§ Records to process
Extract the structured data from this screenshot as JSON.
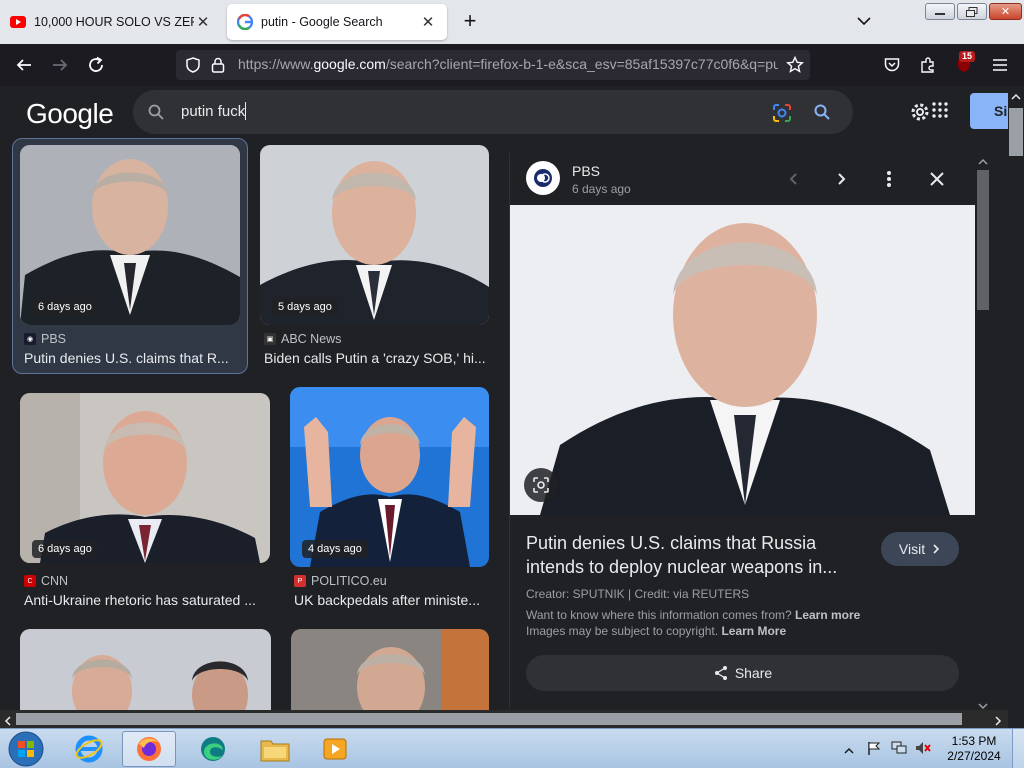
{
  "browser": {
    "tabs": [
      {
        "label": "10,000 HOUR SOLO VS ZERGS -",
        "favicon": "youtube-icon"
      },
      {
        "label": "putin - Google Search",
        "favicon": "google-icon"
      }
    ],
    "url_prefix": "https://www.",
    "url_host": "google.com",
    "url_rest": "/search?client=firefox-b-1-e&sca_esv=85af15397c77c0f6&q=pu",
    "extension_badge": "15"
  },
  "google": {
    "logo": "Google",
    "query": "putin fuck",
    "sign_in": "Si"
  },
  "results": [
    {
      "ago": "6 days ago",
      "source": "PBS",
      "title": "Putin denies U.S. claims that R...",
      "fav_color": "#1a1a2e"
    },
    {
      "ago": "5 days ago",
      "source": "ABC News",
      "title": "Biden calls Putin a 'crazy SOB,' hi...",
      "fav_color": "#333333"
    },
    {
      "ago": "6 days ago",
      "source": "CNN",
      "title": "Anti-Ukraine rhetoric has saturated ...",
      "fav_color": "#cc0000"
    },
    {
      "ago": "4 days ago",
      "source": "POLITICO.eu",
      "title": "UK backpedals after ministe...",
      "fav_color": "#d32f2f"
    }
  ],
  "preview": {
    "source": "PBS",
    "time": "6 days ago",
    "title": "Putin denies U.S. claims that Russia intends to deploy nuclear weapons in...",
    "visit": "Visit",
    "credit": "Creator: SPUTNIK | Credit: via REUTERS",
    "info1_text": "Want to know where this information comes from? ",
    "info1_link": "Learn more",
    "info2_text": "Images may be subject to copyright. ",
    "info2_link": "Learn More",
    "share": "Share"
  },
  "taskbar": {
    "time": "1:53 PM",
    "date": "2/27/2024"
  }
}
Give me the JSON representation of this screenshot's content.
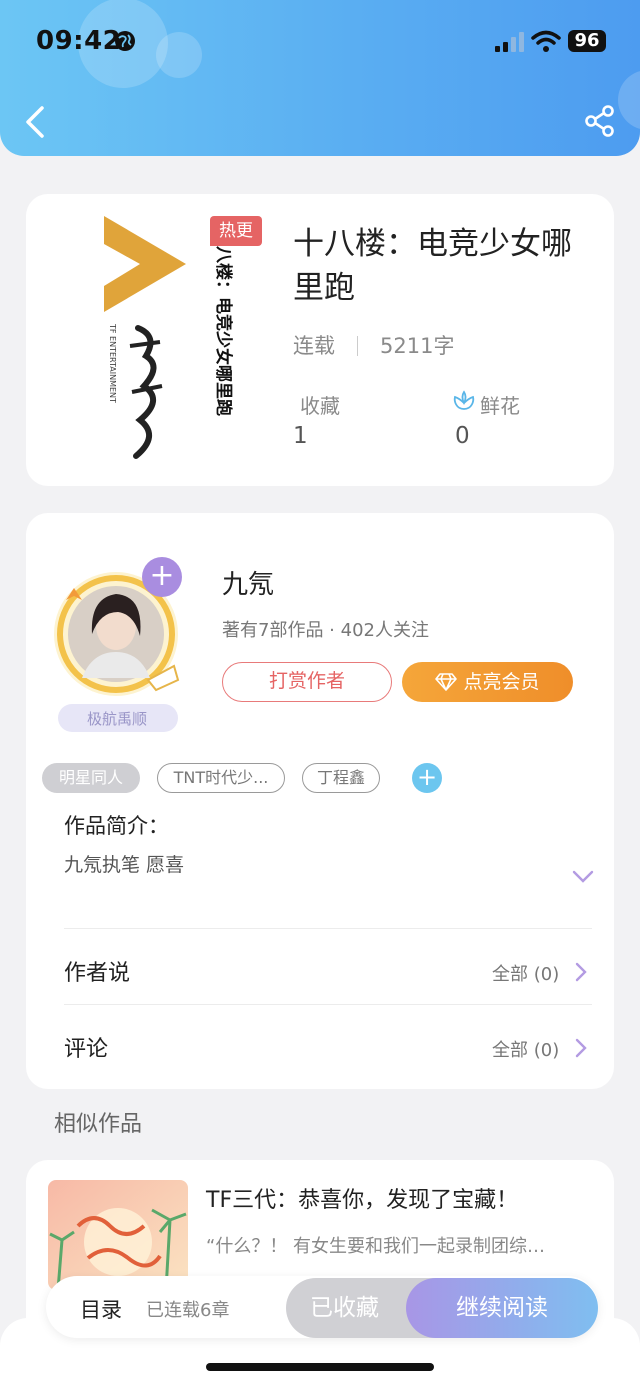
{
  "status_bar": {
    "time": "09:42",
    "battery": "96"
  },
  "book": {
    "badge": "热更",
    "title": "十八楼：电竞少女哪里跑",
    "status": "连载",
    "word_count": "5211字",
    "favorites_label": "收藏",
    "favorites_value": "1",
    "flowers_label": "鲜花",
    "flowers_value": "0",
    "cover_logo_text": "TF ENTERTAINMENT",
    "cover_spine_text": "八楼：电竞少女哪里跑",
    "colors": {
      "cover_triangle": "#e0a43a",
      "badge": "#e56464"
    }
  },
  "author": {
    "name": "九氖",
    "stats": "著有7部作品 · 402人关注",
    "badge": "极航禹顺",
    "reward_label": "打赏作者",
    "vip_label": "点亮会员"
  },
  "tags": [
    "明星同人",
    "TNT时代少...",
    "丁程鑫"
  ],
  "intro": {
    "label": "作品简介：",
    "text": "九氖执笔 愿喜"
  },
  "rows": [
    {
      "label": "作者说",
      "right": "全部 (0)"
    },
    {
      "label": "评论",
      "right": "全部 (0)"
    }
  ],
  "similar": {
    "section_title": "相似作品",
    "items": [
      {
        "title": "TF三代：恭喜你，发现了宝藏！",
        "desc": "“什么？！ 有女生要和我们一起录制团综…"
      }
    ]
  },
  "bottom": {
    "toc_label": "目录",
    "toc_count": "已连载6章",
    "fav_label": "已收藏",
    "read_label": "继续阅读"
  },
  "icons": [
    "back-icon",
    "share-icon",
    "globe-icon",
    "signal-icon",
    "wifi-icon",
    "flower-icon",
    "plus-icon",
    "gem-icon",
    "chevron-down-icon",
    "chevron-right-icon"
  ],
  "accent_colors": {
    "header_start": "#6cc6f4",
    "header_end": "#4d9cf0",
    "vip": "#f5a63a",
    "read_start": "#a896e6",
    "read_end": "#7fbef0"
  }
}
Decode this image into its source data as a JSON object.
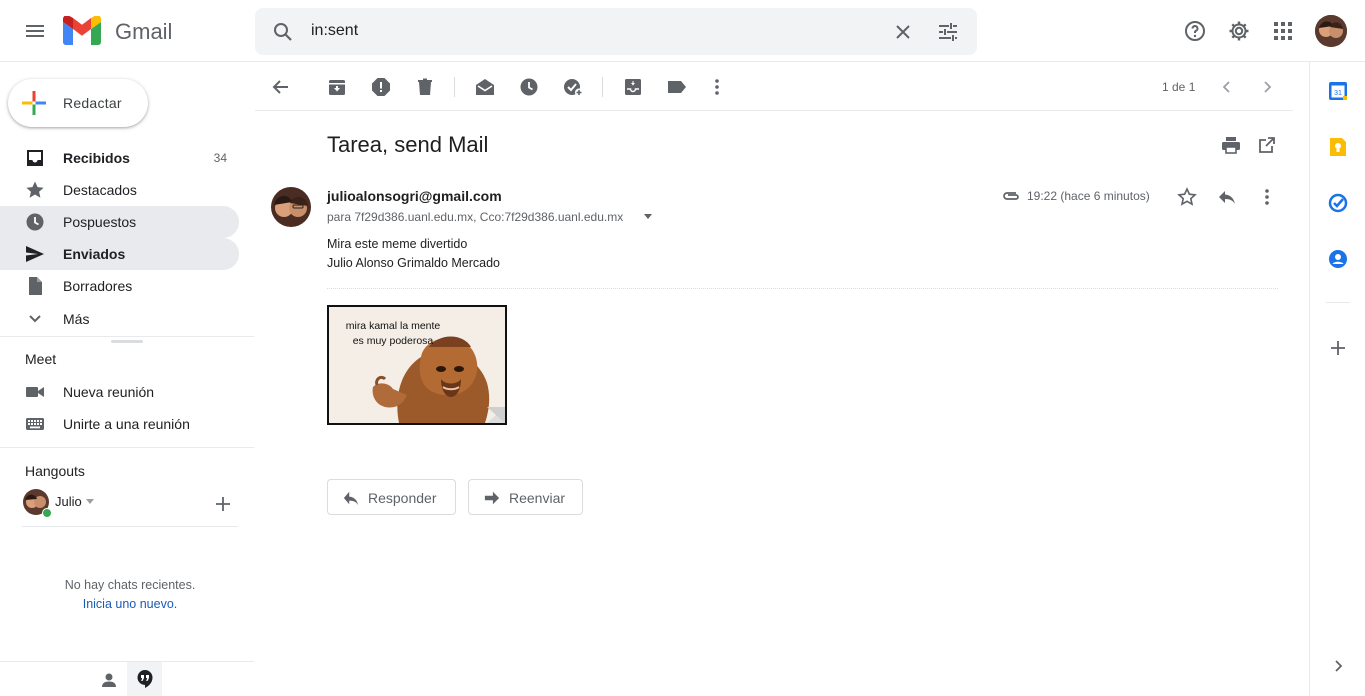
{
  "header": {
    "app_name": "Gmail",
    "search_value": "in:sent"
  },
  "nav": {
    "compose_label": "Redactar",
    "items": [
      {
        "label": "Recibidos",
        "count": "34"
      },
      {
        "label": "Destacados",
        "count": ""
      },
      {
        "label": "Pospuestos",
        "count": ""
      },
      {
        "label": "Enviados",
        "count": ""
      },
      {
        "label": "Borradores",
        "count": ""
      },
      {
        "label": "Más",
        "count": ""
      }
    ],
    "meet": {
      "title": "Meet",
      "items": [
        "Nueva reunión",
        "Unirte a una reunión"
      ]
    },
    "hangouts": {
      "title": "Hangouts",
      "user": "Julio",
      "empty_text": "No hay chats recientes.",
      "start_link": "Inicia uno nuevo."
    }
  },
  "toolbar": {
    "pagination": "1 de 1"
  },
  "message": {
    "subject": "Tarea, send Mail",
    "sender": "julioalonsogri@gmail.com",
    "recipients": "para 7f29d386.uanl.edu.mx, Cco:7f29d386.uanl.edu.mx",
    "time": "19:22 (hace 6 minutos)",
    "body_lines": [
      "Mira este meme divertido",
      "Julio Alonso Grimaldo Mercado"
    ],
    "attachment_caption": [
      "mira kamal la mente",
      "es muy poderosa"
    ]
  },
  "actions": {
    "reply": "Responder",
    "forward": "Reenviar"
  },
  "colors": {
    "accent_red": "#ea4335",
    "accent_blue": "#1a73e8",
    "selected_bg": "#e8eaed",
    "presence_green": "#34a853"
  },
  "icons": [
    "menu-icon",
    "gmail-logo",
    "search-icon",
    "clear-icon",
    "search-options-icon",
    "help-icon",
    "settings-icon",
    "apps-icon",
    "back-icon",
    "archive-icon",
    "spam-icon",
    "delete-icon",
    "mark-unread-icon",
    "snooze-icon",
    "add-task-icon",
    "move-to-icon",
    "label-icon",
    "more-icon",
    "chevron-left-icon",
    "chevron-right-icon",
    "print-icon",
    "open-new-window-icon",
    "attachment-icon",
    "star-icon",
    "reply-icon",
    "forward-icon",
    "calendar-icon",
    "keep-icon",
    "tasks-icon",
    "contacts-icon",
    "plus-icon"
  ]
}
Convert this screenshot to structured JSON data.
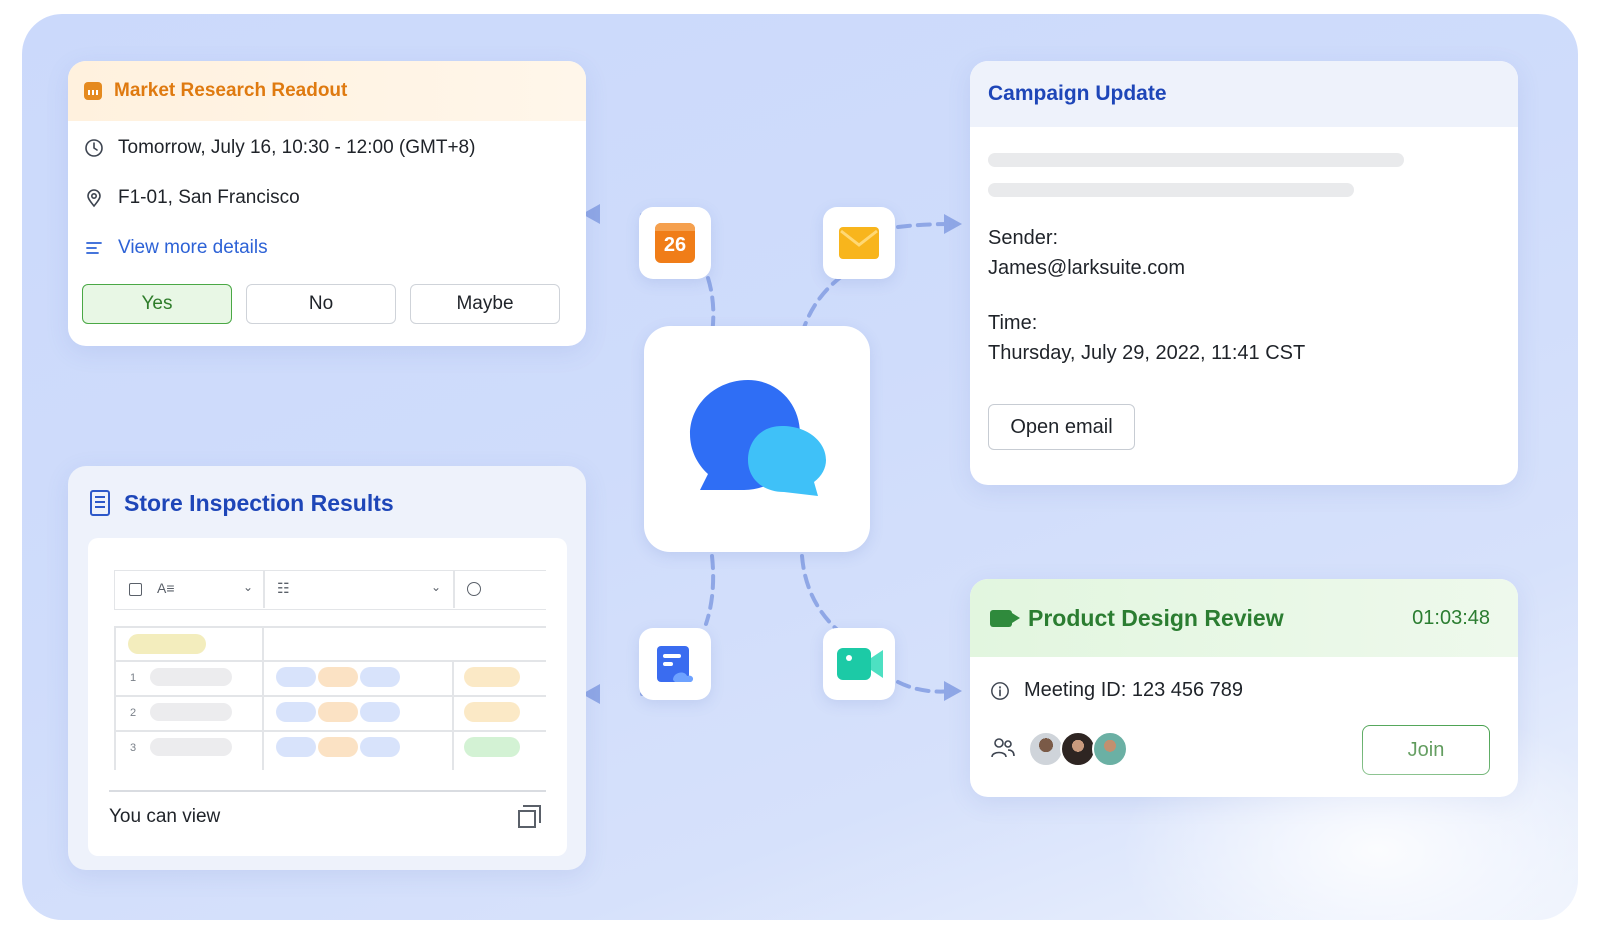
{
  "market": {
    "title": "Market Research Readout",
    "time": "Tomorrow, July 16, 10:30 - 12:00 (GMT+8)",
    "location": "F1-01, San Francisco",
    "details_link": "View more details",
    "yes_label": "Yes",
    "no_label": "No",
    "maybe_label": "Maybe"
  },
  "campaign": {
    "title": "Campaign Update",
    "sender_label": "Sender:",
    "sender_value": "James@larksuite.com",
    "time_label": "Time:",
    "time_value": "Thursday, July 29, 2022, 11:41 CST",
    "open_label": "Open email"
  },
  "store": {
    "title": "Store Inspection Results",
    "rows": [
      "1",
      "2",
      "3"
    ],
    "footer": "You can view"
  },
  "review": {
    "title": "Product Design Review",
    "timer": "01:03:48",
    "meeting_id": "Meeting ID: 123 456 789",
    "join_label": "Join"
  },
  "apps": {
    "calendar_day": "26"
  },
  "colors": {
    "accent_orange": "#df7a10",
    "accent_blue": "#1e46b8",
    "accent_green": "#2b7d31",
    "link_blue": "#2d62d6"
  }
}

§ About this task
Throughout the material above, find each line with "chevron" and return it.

§ Exercise result
    "chevron-down-icon",
    "chevron-right-icon"
    "chevron-left-icon",
    "chevron-right-icon",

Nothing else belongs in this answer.